TRY IT:
With the pictures set aside, write out all of the data exactly as it stands.
*** INPUT ***
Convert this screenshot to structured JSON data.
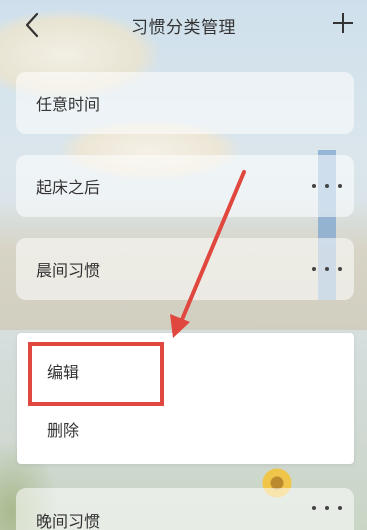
{
  "header": {
    "title": "习惯分类管理",
    "back_icon": "chevron-left-icon",
    "add_icon": "plus-icon"
  },
  "categories": [
    {
      "label": "任意时间",
      "has_more": false
    },
    {
      "label": "起床之后",
      "has_more": true
    },
    {
      "label": "晨间习惯",
      "has_more": true
    },
    {
      "label": "晚间习惯",
      "has_more": true
    }
  ],
  "menu": {
    "items": [
      {
        "label": "编辑"
      },
      {
        "label": "删除"
      }
    ]
  },
  "annotation": {
    "highlight_color": "#e0473e",
    "arrow_color": "#e0473e"
  }
}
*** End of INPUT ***
TASK OUTPUT:
Convert this screenshot to structured JSON data.
{
  "header": {
    "title": "习惯分类管理",
    "back_icon": "chevron-left-icon",
    "add_icon": "plus-icon"
  },
  "categories": [
    {
      "label": "任意时间",
      "has_more": false
    },
    {
      "label": "起床之后",
      "has_more": true
    },
    {
      "label": "晨间习惯",
      "has_more": true
    },
    {
      "label": "晚间习惯",
      "has_more": true
    }
  ],
  "menu": {
    "items": [
      {
        "label": "编辑"
      },
      {
        "label": "删除"
      }
    ]
  },
  "annotation": {
    "highlight_color": "#e0473e",
    "arrow_color": "#e0473e"
  }
}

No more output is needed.